Dataset rows for apps and sites

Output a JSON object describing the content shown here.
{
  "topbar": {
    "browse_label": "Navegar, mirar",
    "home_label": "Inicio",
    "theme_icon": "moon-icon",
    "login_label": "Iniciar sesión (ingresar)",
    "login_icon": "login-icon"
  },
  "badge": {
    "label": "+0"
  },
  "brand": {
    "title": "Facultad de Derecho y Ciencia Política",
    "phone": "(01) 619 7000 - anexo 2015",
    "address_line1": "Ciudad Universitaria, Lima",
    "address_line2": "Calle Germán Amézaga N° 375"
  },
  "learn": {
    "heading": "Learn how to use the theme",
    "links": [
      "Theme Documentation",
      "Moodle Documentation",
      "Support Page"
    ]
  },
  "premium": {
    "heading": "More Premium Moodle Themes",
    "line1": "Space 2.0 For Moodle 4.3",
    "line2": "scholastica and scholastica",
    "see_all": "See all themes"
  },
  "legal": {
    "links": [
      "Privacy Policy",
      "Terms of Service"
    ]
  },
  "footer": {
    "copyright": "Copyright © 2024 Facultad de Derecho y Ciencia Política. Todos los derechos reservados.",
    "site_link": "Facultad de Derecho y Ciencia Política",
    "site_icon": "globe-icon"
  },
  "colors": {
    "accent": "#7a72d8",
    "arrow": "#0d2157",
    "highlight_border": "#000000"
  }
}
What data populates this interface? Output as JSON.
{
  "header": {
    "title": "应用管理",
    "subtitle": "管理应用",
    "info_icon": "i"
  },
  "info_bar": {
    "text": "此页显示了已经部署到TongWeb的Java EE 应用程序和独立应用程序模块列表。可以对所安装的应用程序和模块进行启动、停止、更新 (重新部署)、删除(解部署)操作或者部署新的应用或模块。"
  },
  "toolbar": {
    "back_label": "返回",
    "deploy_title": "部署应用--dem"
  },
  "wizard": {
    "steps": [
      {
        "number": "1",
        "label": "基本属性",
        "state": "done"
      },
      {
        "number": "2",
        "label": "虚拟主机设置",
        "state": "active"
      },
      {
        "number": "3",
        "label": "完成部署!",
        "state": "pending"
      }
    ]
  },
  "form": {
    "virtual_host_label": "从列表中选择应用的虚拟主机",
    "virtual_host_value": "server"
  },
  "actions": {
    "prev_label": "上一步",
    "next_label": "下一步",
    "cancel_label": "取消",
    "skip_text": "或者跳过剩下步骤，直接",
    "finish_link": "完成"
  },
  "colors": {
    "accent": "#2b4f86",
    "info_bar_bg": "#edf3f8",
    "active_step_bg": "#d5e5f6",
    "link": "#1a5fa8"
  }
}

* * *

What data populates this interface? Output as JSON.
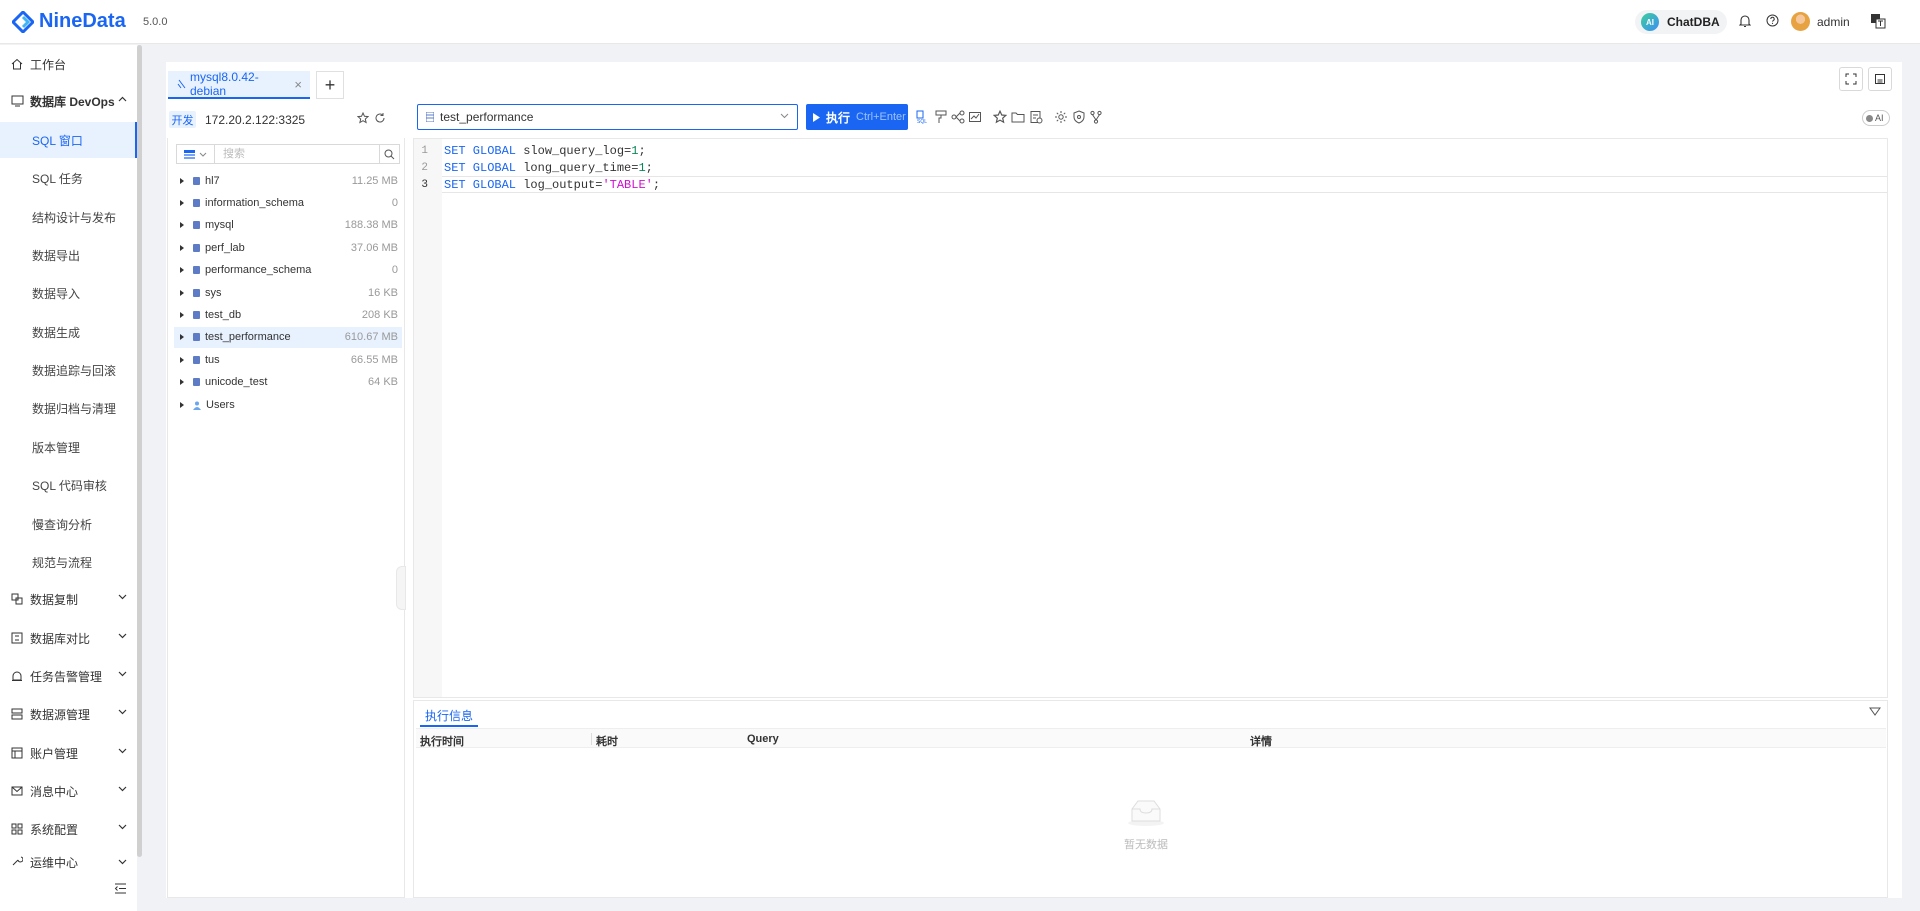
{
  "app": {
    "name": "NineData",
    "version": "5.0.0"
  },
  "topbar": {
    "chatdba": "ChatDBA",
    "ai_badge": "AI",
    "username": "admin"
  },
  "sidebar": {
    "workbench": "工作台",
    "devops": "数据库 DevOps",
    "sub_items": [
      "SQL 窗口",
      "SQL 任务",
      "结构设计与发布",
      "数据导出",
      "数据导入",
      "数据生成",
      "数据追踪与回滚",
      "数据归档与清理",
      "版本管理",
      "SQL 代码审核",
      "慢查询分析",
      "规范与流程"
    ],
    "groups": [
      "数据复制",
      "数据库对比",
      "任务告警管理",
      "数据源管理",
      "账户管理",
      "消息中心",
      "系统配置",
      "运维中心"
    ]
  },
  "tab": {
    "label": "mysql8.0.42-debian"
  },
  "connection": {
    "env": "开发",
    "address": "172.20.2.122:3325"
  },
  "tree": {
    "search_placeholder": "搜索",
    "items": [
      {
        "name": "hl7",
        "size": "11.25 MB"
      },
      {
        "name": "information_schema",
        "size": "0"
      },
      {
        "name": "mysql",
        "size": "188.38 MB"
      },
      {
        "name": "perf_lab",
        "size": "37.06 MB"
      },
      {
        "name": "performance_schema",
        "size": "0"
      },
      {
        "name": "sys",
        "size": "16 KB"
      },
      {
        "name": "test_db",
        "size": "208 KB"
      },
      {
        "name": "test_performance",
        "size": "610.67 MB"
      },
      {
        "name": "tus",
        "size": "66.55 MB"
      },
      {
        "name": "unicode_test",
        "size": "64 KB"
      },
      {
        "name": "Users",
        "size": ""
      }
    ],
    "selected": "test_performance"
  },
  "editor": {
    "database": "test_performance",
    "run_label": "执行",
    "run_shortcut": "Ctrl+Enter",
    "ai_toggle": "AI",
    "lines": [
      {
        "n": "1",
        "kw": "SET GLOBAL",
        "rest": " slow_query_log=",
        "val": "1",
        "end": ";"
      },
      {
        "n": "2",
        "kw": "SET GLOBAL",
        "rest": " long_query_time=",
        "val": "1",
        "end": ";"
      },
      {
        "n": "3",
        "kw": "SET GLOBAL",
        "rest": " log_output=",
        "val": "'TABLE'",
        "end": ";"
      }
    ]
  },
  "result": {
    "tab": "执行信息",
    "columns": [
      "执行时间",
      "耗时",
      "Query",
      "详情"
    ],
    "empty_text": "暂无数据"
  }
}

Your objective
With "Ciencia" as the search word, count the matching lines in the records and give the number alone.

Response area
3